The 2030 Breakthrough

All projects completed from 2030, are net zero carbon in operation, with >40% reduction in embodied carbon.

Why must we address both operational and embodied carbon? Achieving the 2030 Breakthrough

Acknowledging the organizations working towards this future


Across seven levers of change


How different actors across the built environment can shift the sector

  1. Energy efficiency measures reduce operational energy intensity of new buildings by at least 30%, by 2025
Demand (Public)

Cities, sub-national and national governments are not only policy makers, but also own huge portfolios of public building stock, which they can use to demonstrate leadership and send a public sector demand signal to the market.

  1. 100% of public procurement policy in place by 2025, prioritises retrofit or mandates new developments are net-zero carbon across whole life cycle.
Demand (Private)

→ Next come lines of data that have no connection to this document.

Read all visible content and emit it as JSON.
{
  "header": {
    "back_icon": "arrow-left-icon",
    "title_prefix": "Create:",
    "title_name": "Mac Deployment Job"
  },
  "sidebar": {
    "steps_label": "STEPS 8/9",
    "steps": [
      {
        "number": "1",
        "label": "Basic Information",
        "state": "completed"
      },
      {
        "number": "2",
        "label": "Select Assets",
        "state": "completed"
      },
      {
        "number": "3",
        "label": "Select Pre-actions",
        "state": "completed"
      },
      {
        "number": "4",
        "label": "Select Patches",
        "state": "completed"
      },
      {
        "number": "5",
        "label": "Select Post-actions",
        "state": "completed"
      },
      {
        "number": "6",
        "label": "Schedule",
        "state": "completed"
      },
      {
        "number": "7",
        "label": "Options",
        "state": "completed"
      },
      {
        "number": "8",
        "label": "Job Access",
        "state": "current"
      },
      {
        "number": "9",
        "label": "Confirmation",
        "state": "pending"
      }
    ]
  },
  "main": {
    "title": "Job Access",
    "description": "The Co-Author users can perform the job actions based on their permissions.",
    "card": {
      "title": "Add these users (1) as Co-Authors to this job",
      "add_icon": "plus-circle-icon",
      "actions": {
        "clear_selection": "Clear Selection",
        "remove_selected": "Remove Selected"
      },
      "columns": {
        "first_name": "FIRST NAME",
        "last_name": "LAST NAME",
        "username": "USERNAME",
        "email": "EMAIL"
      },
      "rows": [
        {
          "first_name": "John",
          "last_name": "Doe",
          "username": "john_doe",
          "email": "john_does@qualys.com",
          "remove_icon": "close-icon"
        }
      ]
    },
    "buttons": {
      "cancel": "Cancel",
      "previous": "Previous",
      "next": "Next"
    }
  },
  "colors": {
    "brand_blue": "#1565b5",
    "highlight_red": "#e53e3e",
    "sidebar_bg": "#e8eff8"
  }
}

In order to prevent and mitigate embodied emissions, increase resource efficiency and stimulate the development and market supply of low carbon products, the private sector can generate a strong and urgent demand signal to activate the market to decarbonise our built environment.

  1. Signatories to WorldGBC’s Net Zero Carbon Buildings Commitment exceeds >10% of large businesses, by 2025

Visible, tangible action at local level, to create real change

  1. Mandatory measurement and reporting of whole-life carbon is required by subnational and city planning policy, by 2025

The opportunity to drive sustainable investment

  1. Whole-life carbon cost is internalised in all private investment decisions for buildings and infrastructure, by 2025
Civil Society

Individuals and organisations can mobilise change by championing and demanding a transition away from use of fossil-fuels within their homes

  1. Access to renewable electricity covers 40% of global housing, by 2025

In a sector where standards for new development are stipulated by technical code compliance, mandatory regulation by national governments is a critical lever in transforming the built environment.

  1. Building codes and regulation that mandate new buildings are net-zero in operation are in place by 2025, and building codes that mandate net-zero whole life carbon buildings are in place by 2028

    All actors in the built environment must collect, analyse and report data on whole-life carbon performance of any new build or retrofit project.



Plugging the data gap

  • Measurement and reporting of whole-life (operational and embodied) carbon data for new projects in the built environment only exists in the minority.
  • Measurement and reporting of operational carbon only, is just very slightly more common. For operational carbon, collection and tracking of in-use data to verify projections is also critical to refine energy efficiency approaches. This will become more critical over time.
  • Without measurement of this carbon data, steps for reduction are unlikely to follow. Rapid, radical, industry-wide collaboration and focus is required.

How will this data have impact at scale?


  • The challenge to transform the built environment sector is one of scale. Whilst building developers and designers are beginning to address whole-life carbon building by building; the opportunity to scale impact comes if this approach can be fed into a city or country strategy.
  • By 2025, all countries should have national roadmaps for decarbonizing the built environment, based on consistent methodology to measure and report whole-life carbon.
  • A national roadmap is a valuable first-step tool to set a sector net zero emissions budget and trajectory to 2050 for a country. This can then inform decision making, enabling policy to phase in and continually tighten project whole-life carbon targets at scale.

Supporting signals of change



What progress is the sector making in the Race to Zero?

As of June 2023, we have crossed the tipping point with 20% of major actors from across the building environment value chain having joined the Race to Zero. This tipping point identifies a clear aligned direction in the sector towards the 2030 Breakthrough Outcome.


By revenue, globally, this includes: 17% of major construction companies, 31% of major real estate investors and real estate asset managers and 50% of major engineering consultants and architects. Discover how the 500 largest members are taking action:


Discover more about our actions and initiatives, and other ways the Built Environment is racing to net zero

Built Environment’s Race to Zero gains momentum in May

May witnessed positive momentum in the Built Environment sector. Advancements in embodied carbon methodologies, policy developments, and notable events drove progress in its Race to Zero.

Built Environment takes a major leap in Race to Zero with new joiners and sector progress

The built environment sector is responsible for almost 40 per cent of global energy-related carbon emissions and 50 per cent of all extracted materials. Because of this, the sector is critical for climate action.


GlobalABC 2021 Global Status Report for Buildings and Construction


Clean Construction Declaration: Planned Actions to Deliver Commitments